Data about app and page elements

◆ ◆ ◆ ◆ ◆ ◆ ◆

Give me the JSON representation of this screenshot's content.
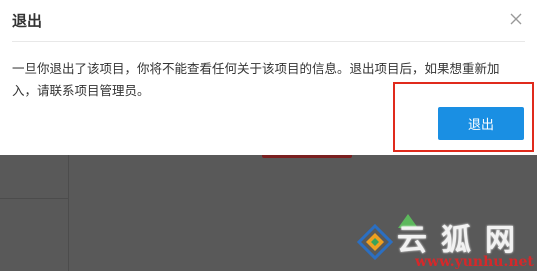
{
  "dialog": {
    "title": "退出",
    "message": "一旦你退出了该项目，你将不能查看任何关于该项目的信息。退出项目后，如果想重新加入，请联系项目管理员。",
    "exit_label": "退出",
    "close_icon": "close-icon"
  },
  "watermark": {
    "brand": "云狐网",
    "url": "www.yunhu.net"
  },
  "colors": {
    "primary_button": "#1a8fe3",
    "highlight_border": "#e02a1c",
    "overlay": "#595959"
  }
}
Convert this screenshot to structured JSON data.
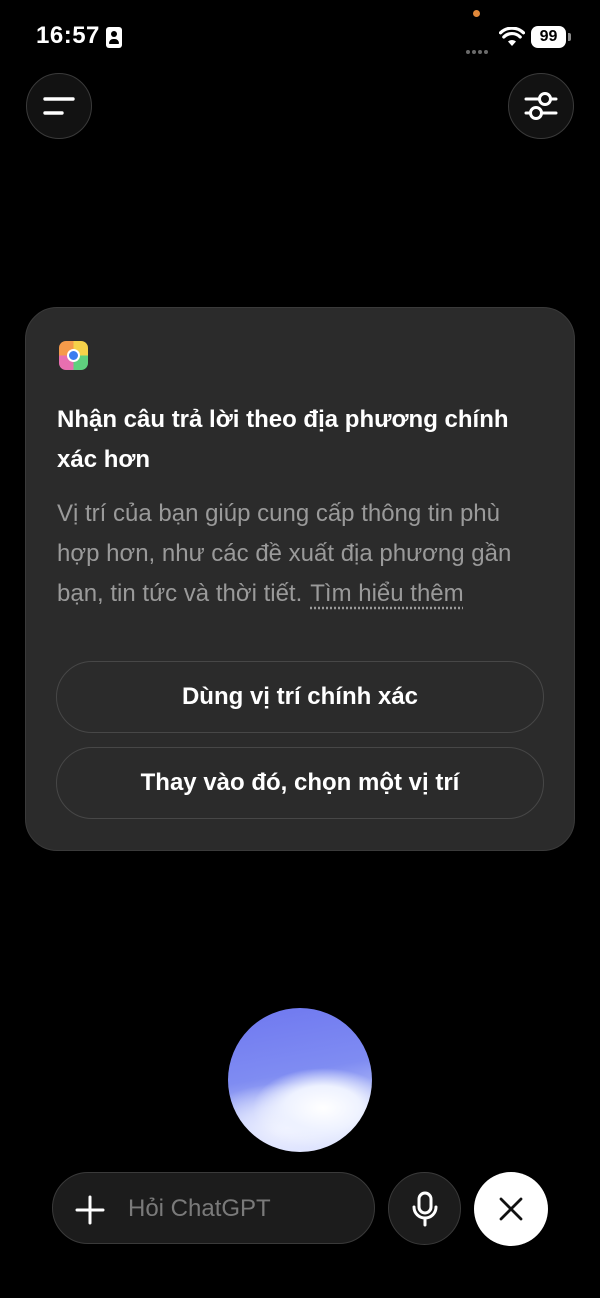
{
  "status_bar": {
    "time": "16:57",
    "battery": "99",
    "icons": [
      "person-id-icon",
      "signal-icon",
      "wifi-icon",
      "battery-icon"
    ]
  },
  "header": {
    "menu_icon": "menu-icon",
    "settings_icon": "sliders-icon"
  },
  "location_card": {
    "icon": "location-app-icon",
    "title": "Nhận câu trả lời theo địa phương chính xác hơn",
    "body": "Vị trí của bạn giúp cung cấp thông tin phù hợp hơn, như các đề xuất địa phương gần bạn, tin tức và thời tiết.",
    "learn_more": "Tìm hiểu thêm",
    "primary_button": "Dùng vị trí chính xác",
    "secondary_button": "Thay vào đó, chọn một vị trí"
  },
  "composer": {
    "placeholder": "Hỏi ChatGPT",
    "plus_icon": "plus-icon",
    "mic_icon": "microphone-icon",
    "close_icon": "close-icon"
  },
  "colors": {
    "background": "#000000",
    "card": "#2b2b2b",
    "muted_text": "#9a9a9a",
    "orb": "#7f8cf2"
  }
}
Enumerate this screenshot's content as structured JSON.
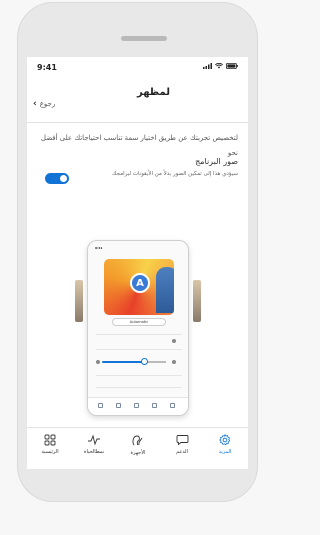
{
  "status_bar": {
    "time": "9:41"
  },
  "header": {
    "title": "لمظهر",
    "back_label": "رجوع"
  },
  "description": "لتخصيص تجربتك عن طريق اختيار سمة تناسب احتياجاتك على أفضل نحو",
  "setting": {
    "title": "صور البرنامج",
    "subtitle": "سيؤدي هذا إلى تمكين الصور بدلاً من الأيقونات لبرامجك",
    "enabled": true
  },
  "preview": {
    "time": "9:41",
    "badge": "A",
    "mode_label": "Automatic"
  },
  "bottom_nav": {
    "items": [
      {
        "label": "الرئيسية",
        "icon": "grid-icon"
      },
      {
        "label": "نمطالحياة",
        "icon": "activity-icon"
      },
      {
        "label": "الأجهزة",
        "icon": "hearing-aid-icon"
      },
      {
        "label": "الدعم",
        "icon": "chat-icon"
      },
      {
        "label": "المزيد",
        "icon": "gear-icon",
        "active": true
      }
    ]
  },
  "colors": {
    "accent": "#1273d6"
  }
}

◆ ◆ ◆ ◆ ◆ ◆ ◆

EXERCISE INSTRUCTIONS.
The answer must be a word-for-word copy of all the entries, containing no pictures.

EXERCISE SOLUTION.
Give me the JSON representation of this screenshot's content.
{
  "dialog": {
    "title": "退出",
    "message": "一旦你退出了该项目，你将不能查看任何关于该项目的信息。退出项目后，如果想重新加入，请联系项目管理员。",
    "exit_label": "退出",
    "close_icon": "close-icon"
  },
  "watermark": {
    "brand": "云狐网",
    "url": "www.yunhu.net"
  },
  "colors": {
    "primary_button": "#1a8fe3",
    "highlight_border": "#e02a1c",
    "overlay": "#595959"
  }
}
Convert this screenshot to structured JSON data.
{
  "status_bar": {
    "time": "16:57",
    "battery": "99",
    "icons": [
      "person-id-icon",
      "signal-icon",
      "wifi-icon",
      "battery-icon"
    ]
  },
  "header": {
    "menu_icon": "menu-icon",
    "settings_icon": "sliders-icon"
  },
  "location_card": {
    "icon": "location-app-icon",
    "title": "Nhận câu trả lời theo địa phương chính xác hơn",
    "body": "Vị trí của bạn giúp cung cấp thông tin phù hợp hơn, như các đề xuất địa phương gần bạn, tin tức và thời tiết.",
    "learn_more": "Tìm hiểu thêm",
    "primary_button": "Dùng vị trí chính xác",
    "secondary_button": "Thay vào đó, chọn một vị trí"
  },
  "composer": {
    "placeholder": "Hỏi ChatGPT",
    "plus_icon": "plus-icon",
    "mic_icon": "microphone-icon",
    "close_icon": "close-icon"
  },
  "colors": {
    "background": "#000000",
    "card": "#2b2b2b",
    "muted_text": "#9a9a9a",
    "orb": "#7f8cf2"
  }
}
Enumerate this screenshot's content as structured JSON.
{
  "status_bar": {
    "time": "9:41"
  },
  "header": {
    "title": "لمظهر",
    "back_label": "رجوع"
  },
  "description": "لتخصيص تجربتك عن طريق اختيار سمة تناسب احتياجاتك على أفضل نحو",
  "setting": {
    "title": "صور البرنامج",
    "subtitle": "سيؤدي هذا إلى تمكين الصور بدلاً من الأيقونات لبرامجك",
    "enabled": true
  },
  "preview": {
    "time": "9:41",
    "badge": "A",
    "mode_label": "Automatic"
  },
  "bottom_nav": {
    "items": [
      {
        "label": "الرئيسية",
        "icon": "grid-icon"
      },
      {
        "label": "نمطالحياة",
        "icon": "activity-icon"
      },
      {
        "label": "الأجهزة",
        "icon": "hearing-aid-icon"
      },
      {
        "label": "الدعم",
        "icon": "chat-icon"
      },
      {
        "label": "المزيد",
        "icon": "gear-icon",
        "active": true
      }
    ]
  },
  "colors": {
    "accent": "#1273d6"
  }
}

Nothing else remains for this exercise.